<<<<

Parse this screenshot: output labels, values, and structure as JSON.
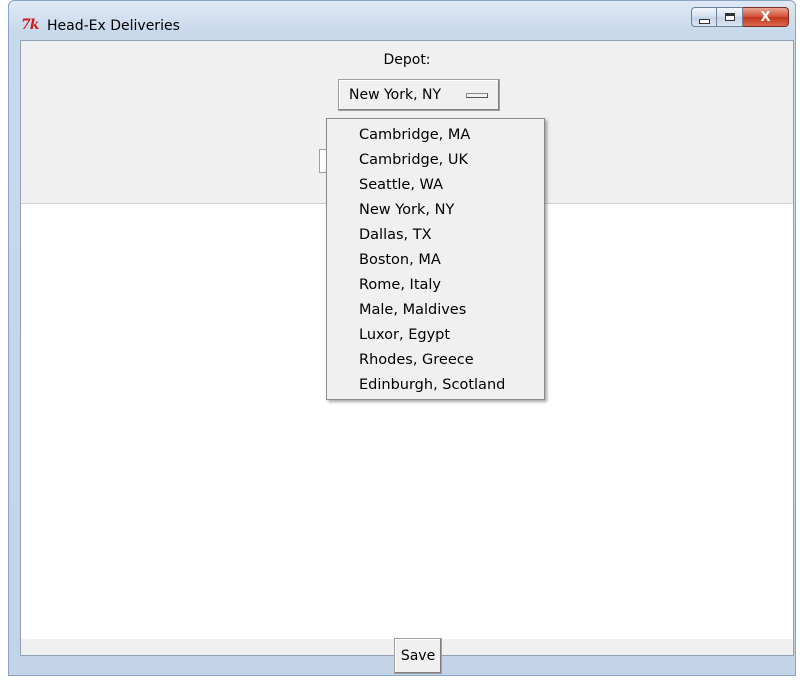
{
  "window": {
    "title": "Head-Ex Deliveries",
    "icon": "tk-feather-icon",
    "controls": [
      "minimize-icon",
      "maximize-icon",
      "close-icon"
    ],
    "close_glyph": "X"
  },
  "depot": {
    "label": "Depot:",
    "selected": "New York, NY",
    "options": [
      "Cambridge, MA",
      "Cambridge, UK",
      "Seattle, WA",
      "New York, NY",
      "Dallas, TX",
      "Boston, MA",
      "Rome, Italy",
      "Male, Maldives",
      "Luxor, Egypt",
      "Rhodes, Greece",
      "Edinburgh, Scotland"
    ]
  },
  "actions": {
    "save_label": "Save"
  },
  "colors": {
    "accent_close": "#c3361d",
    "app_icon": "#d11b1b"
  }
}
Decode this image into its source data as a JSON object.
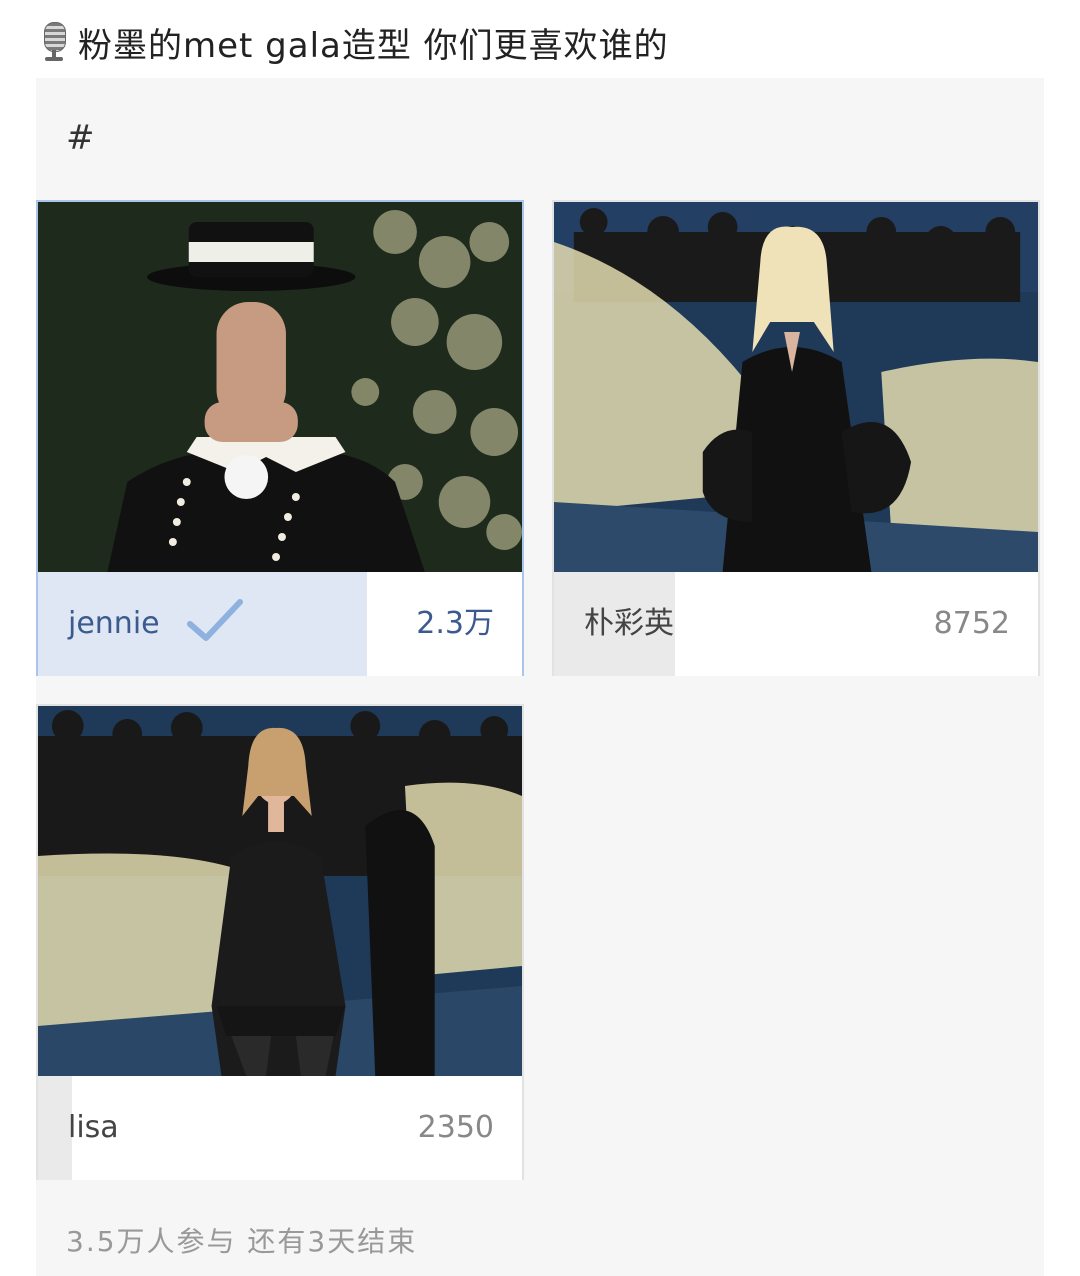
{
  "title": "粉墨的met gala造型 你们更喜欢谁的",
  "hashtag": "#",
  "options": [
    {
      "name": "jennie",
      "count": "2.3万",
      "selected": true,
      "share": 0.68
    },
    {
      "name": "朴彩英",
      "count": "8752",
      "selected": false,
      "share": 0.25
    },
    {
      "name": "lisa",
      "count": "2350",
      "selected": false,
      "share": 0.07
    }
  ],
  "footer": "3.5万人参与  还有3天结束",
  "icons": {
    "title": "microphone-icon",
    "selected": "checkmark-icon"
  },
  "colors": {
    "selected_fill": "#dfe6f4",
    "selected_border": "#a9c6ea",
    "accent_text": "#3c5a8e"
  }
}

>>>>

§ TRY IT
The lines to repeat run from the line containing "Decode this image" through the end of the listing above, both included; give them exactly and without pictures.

§ EXPECTED ANSWER
Decode this image into its source data as a JSON object.
{
  "title": "粉墨的met gala造型 你们更喜欢谁的",
  "hashtag": "#",
  "options": [
    {
      "name": "jennie",
      "count": "2.3万",
      "selected": true,
      "share": 0.68
    },
    {
      "name": "朴彩英",
      "count": "8752",
      "selected": false,
      "share": 0.25
    },
    {
      "name": "lisa",
      "count": "2350",
      "selected": false,
      "share": 0.07
    }
  ],
  "footer": "3.5万人参与  还有3天结束",
  "icons": {
    "title": "microphone-icon",
    "selected": "checkmark-icon"
  },
  "colors": {
    "selected_fill": "#dfe6f4",
    "selected_border": "#a9c6ea",
    "accent_text": "#3c5a8e"
  }
}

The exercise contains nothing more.